Arum declined to respond to reports that Pacquiao has softened his stance on accepting drug testing inside of the 24-day pre-fight deal he agreed to before negotiations to stage the bout collapsed earlier this year. Mayweather wants both fighters to be subject to blood and urine tests for performance-enhancing drugs through fight night.
"I'm not going to negotiate this through the media," Arum said.
Arum did say that "Manny is definitely going to fight in November," and that he has already reserved Cowboys Stadium outside Dallas on Nov. 13 for the bout if both sides can agree to place the fight there.

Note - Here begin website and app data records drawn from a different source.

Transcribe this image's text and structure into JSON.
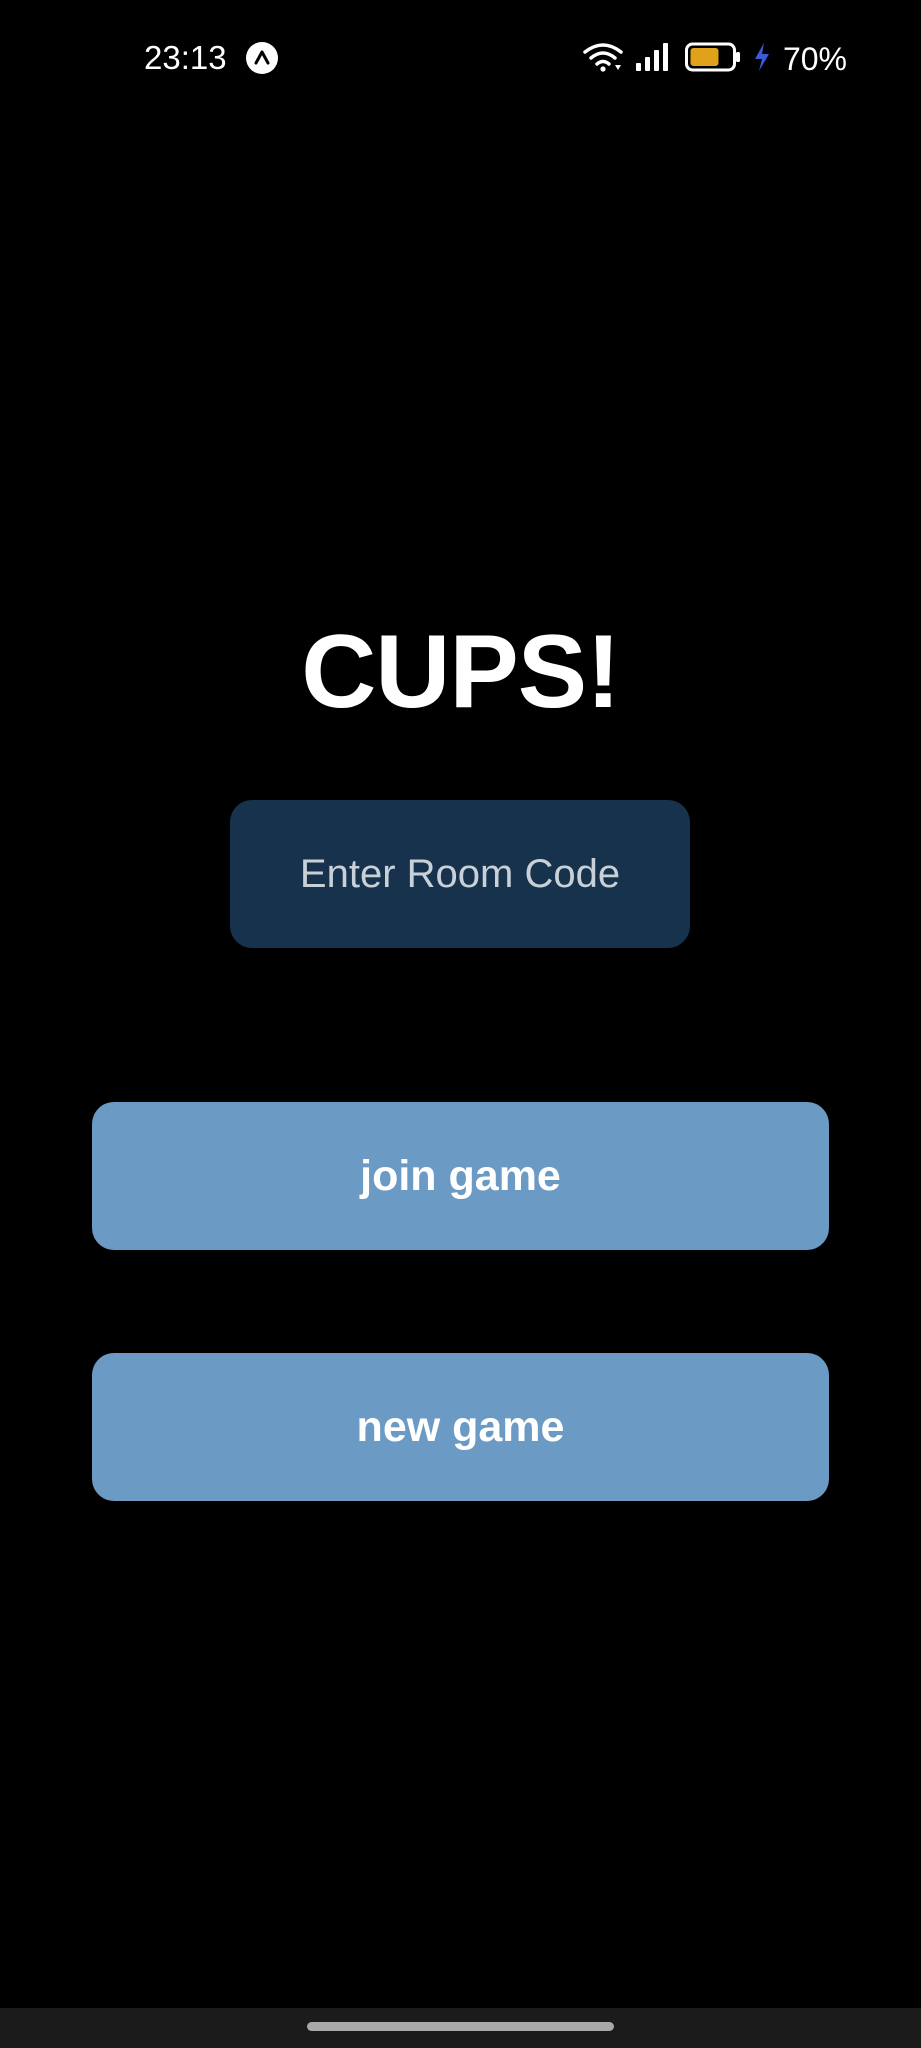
{
  "status_bar": {
    "time": "23:13",
    "app_icon": "caret-up-icon",
    "wifi_icon": "wifi-icon",
    "signal_icon": "signal-icon",
    "battery_icon": "battery-icon",
    "charging_icon": "lightning-icon",
    "battery_percent": "70%",
    "battery_level": 0.7,
    "battery_color": "#e0a21a",
    "charging_color": "#3b5bdb"
  },
  "app": {
    "title": "CUPS!"
  },
  "room_code": {
    "placeholder": "Enter Room Code",
    "value": ""
  },
  "actions": {
    "join_label": "join game",
    "new_label": "new game"
  },
  "colors": {
    "background": "#000000",
    "input_bg": "#17324d",
    "button_bg": "#6b9ac4"
  }
}
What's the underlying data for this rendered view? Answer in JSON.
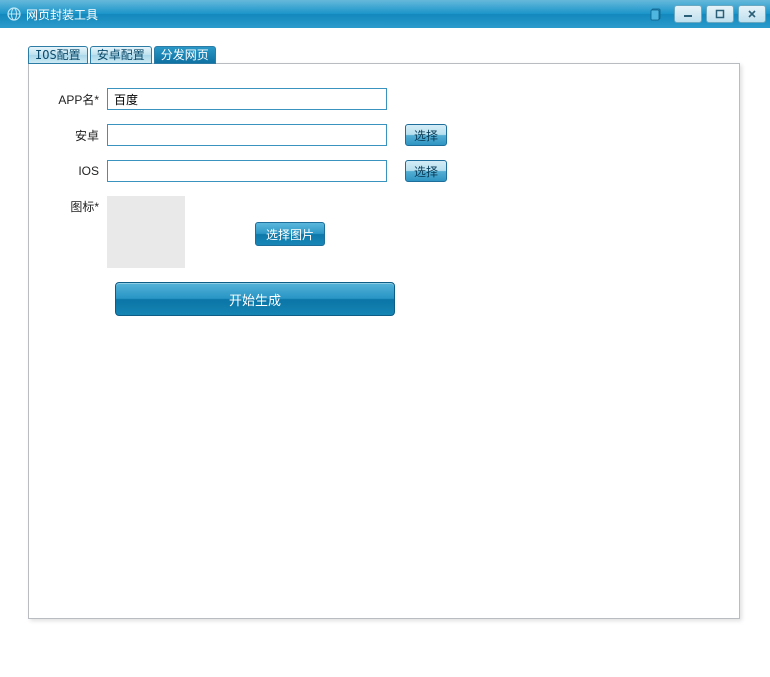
{
  "window": {
    "title": "网页封装工具"
  },
  "tabs": {
    "ios_config": "IOS配置",
    "android_config": "安卓配置",
    "distribute": "分发网页"
  },
  "form": {
    "app_name_label": "APP名*",
    "app_name_value": "百度",
    "android_label": "安卓",
    "android_value": "",
    "ios_label": "IOS",
    "ios_value": "",
    "icon_label": "图标*",
    "choose_btn": "选择",
    "choose_image_btn": "选择图片",
    "generate_btn": "开始生成"
  }
}
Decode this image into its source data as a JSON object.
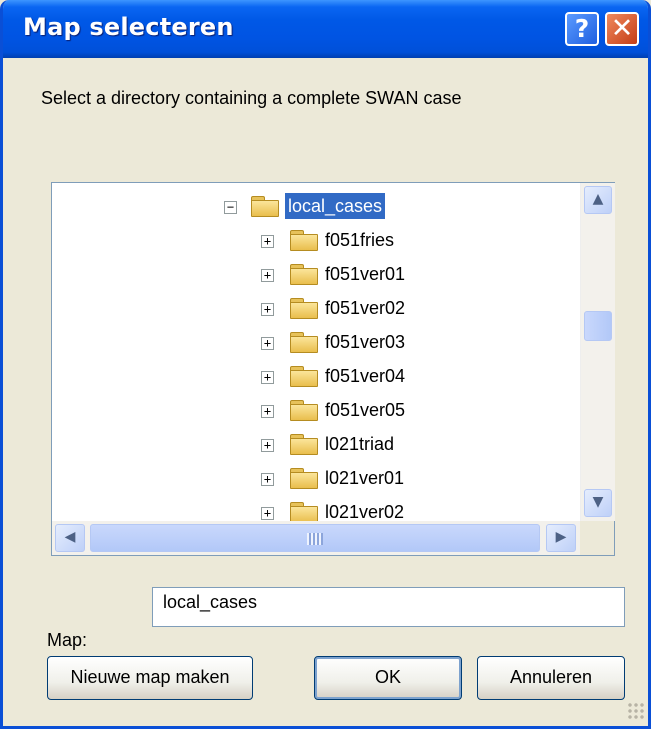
{
  "window": {
    "title": "Map selecteren",
    "help_glyph": "?",
    "close_glyph": "✕"
  },
  "prompt": "Select a directory containing a complete SWAN case",
  "tree": {
    "items": [
      {
        "label": "local_cases",
        "expander": "−",
        "selected": true
      },
      {
        "label": "f051fries",
        "expander": "+"
      },
      {
        "label": "f051ver01",
        "expander": "+"
      },
      {
        "label": "f051ver02",
        "expander": "+"
      },
      {
        "label": "f051ver03",
        "expander": "+"
      },
      {
        "label": "f051ver04",
        "expander": "+"
      },
      {
        "label": "f051ver05",
        "expander": "+"
      },
      {
        "label": "l021triad",
        "expander": "+"
      },
      {
        "label": "l021ver01",
        "expander": "+"
      },
      {
        "label": "l021ver02",
        "expander": "+"
      }
    ],
    "scroll_up_glyph": "▲",
    "scroll_down_glyph": "▼",
    "scroll_left_glyph": "◀",
    "scroll_right_glyph": "▶"
  },
  "map": {
    "label": "Map:",
    "value": "local_cases"
  },
  "buttons": {
    "new_folder": "Nieuwe map maken",
    "ok": "OK",
    "cancel": "Annuleren"
  },
  "icons": {
    "folder": "folder-icon",
    "help": "help-icon",
    "close": "close-icon"
  }
}
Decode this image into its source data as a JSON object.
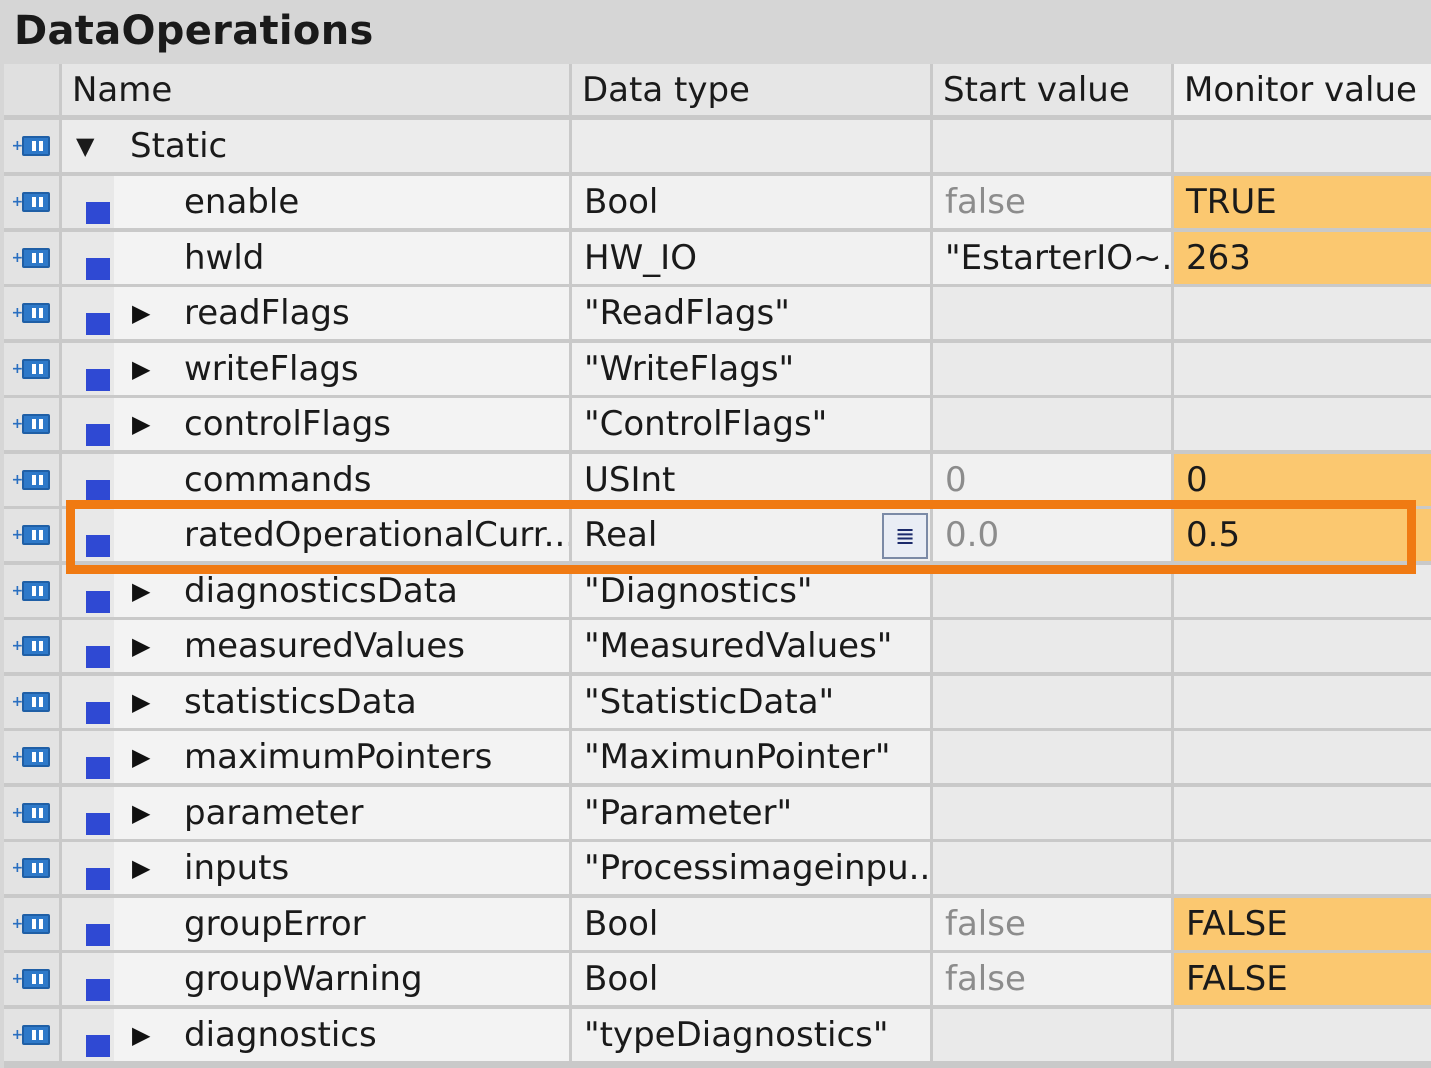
{
  "title": "DataOperations",
  "columns": {
    "name": "Name",
    "data_type": "Data type",
    "start_value": "Start value",
    "monitor_value": "Monitor value"
  },
  "colors": {
    "monitor_highlight": "#fbc870",
    "selection_border": "#f07a12",
    "variable_icon": "#2f49d3",
    "interface_icon": "#2e79c9"
  },
  "icons": {
    "interface": "interface-static-icon",
    "variable": "variable-icon",
    "expand": "expand-arrow-icon",
    "collapse": "collapse-arrow-icon",
    "list": "list-icon"
  },
  "static_section": {
    "label": "Static",
    "expanded": true
  },
  "rows": [
    {
      "name": "enable",
      "type": "Bool",
      "start": "false",
      "monitor": "TRUE",
      "expandable": false
    },
    {
      "name": "hwld",
      "type": "HW_IO",
      "start": "\"EstarterIO~...",
      "monitor": "263",
      "expandable": false
    },
    {
      "name": "readFlags",
      "type": "\"ReadFlags\"",
      "start": "",
      "monitor": "",
      "expandable": true
    },
    {
      "name": "writeFlags",
      "type": "\"WriteFlags\"",
      "start": "",
      "monitor": "",
      "expandable": true
    },
    {
      "name": "controlFlags",
      "type": "\"ControlFlags\"",
      "start": "",
      "monitor": "",
      "expandable": true
    },
    {
      "name": "commands",
      "type": "USInt",
      "start": "0",
      "monitor": "0",
      "expandable": false
    },
    {
      "name": "ratedOperationalCurr...",
      "type": "Real",
      "start": "0.0",
      "monitor": "0.5",
      "expandable": false,
      "selected": true
    },
    {
      "name": "diagnosticsData",
      "type": "\"Diagnostics\"",
      "start": "",
      "monitor": "",
      "expandable": true
    },
    {
      "name": "measuredValues",
      "type": "\"MeasuredValues\"",
      "start": "",
      "monitor": "",
      "expandable": true
    },
    {
      "name": "statisticsData",
      "type": "\"StatisticData\"",
      "start": "",
      "monitor": "",
      "expandable": true
    },
    {
      "name": "maximumPointers",
      "type": "\"MaximunPointer\"",
      "start": "",
      "monitor": "",
      "expandable": true
    },
    {
      "name": "parameter",
      "type": "\"Parameter\"",
      "start": "",
      "monitor": "",
      "expandable": true
    },
    {
      "name": "inputs",
      "type": "\"Processimageinpu...",
      "start": "",
      "monitor": "",
      "expandable": true
    },
    {
      "name": "groupError",
      "type": "Bool",
      "start": "false",
      "monitor": "FALSE",
      "expandable": false
    },
    {
      "name": "groupWarning",
      "type": "Bool",
      "start": "false",
      "monitor": "FALSE",
      "expandable": false
    },
    {
      "name": "diagnostics",
      "type": "\"typeDiagnostics\"",
      "start": "",
      "monitor": "",
      "expandable": true
    }
  ]
}
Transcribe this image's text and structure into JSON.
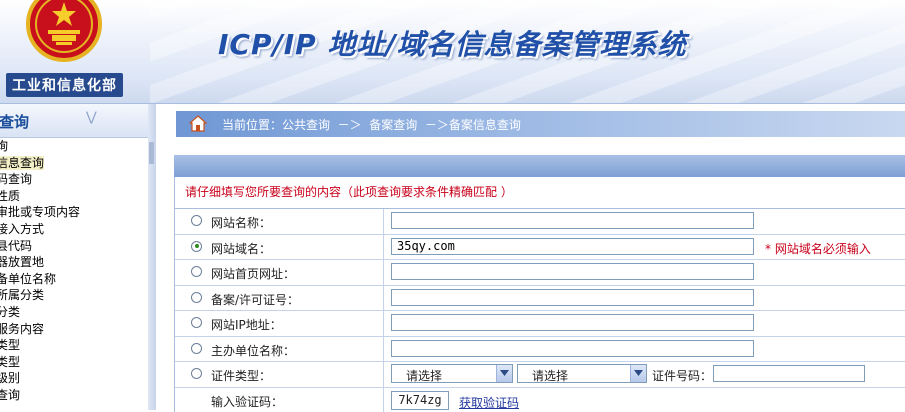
{
  "header": {
    "ministry": "工业和信息化部",
    "system_title": "ICP/IP 地址/域名信息备案管理系统"
  },
  "sidebar": {
    "title": "查询",
    "items": [
      {
        "label": "询"
      },
      {
        "label": "信息查询",
        "active": true
      },
      {
        "label": "码查询"
      },
      {
        "label": "性质"
      },
      {
        "label": "审批或专项内容"
      },
      {
        "label": "接入方式"
      },
      {
        "label": "县代码"
      },
      {
        "label": "器放置地"
      },
      {
        "label": "备单位名称"
      },
      {
        "label": "所属分类"
      },
      {
        "label": "分类"
      },
      {
        "label": "服务内容"
      },
      {
        "label": "类型"
      },
      {
        "label": "类型"
      },
      {
        "label": "级别"
      },
      {
        "label": "查询"
      }
    ]
  },
  "breadcrumb": {
    "text": "当前位置：公共查询  －＞  备案查询  －＞备案信息查询"
  },
  "form": {
    "notice": "请仔细填写您所要查询的内容（此项查询要求条件精确匹配 ）",
    "fields": [
      {
        "label": "网站名称：",
        "value": "",
        "selected": false
      },
      {
        "label": "网站域名：",
        "value": "35qy.com",
        "selected": true,
        "required_note": "* 网站域名必须输入"
      },
      {
        "label": "网站首页网址：",
        "value": "",
        "selected": false
      },
      {
        "label": "备案/许可证号：",
        "value": "",
        "selected": false
      },
      {
        "label": "网站IP地址：",
        "value": "",
        "selected": false
      },
      {
        "label": "主办单位名称：",
        "value": "",
        "selected": false
      }
    ],
    "cert_row": {
      "label": "证件类型：",
      "select1": "请选择",
      "select2": "请选择",
      "number_label": "证件号码：",
      "number_value": ""
    },
    "captcha_row": {
      "label": "输入验证码：",
      "code": "7k74zg",
      "link": "获取验证码"
    }
  },
  "colors": {
    "accent": "#2150a8",
    "required": "#c8001a",
    "link": "#23389e"
  }
}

They didn't the first time, with Mayweather promoter Golden Boy Promotions pushing to set the fight at the MGM Grand Garden Arena in Las Vegas. Arum has in the past criticized Golden Boy for its stubborn loyalty to MGM because it places other fights -- such as the ugly April 3 Bernard Hopkins-Roy Jones Jr. rematch -- at MGM/Mirage properties.
But he was less confrontational about the issue Wednesday, listing MGM Grand as one of "two sites we would be looking at."
"I love [Dallas Cowboys owner] Jerry Jones, but I'll advocate putting any fight of Manny's in the place that it makes the most sense," Arum said, noting that Cowboys Stadium can accommodate more people with cheaper ticket prices.
Golden Boy Chief Executive Richard Schaefer has countered that a major fight in Las Vegas has an added excitement factor, boosting pay-per-view sales.
"Negotiations are negotiations, Arum said, without revealing when official talks will begin. "Let's see what happens. We have a plan."
Meanwhile, Arum said he was energized by Pacquiao's election victory over the son of a powerful Filipino family, Roy Chiongbian, and praised Pacquiao's ability to connect with the masses and his commitment to help his countrymen.
"At 35, he can run for Senate, and at 40, I'm sure he'll be president of the Philippines," Arum said.
The distraction of politics, Arum said, can be handled by Pacquiao in the free time he has formerly invested in singing and billiards.
"When he is training, he runs in the morning, sleeps, goes to the gym, eats, then has his free time," Arum said. "His free time will now be devoted to his political responsibility. He'll have plenty of time to do his politics."
Arum said the Filipino Congress is in session in July, then is "off for two months."
During the down time on the campaign trail, Arum said Pacquiao presented his "marching orders" for a bout with Mayweather and his boxing future.
"My belief is he'll engage in three more fights," Arum said.
As for Mayweather, Arum said he wants badly to make the fight that so many Filipinos urged him to arrange, and that he anticipates he'll start working with the Mayweather camp "sooner rather than later."
-- Lance PugmirePhoto: Bob Arum, right, with Manny Pacquiao in March. Credit: Chris Cozzone / AFP / Getty Images.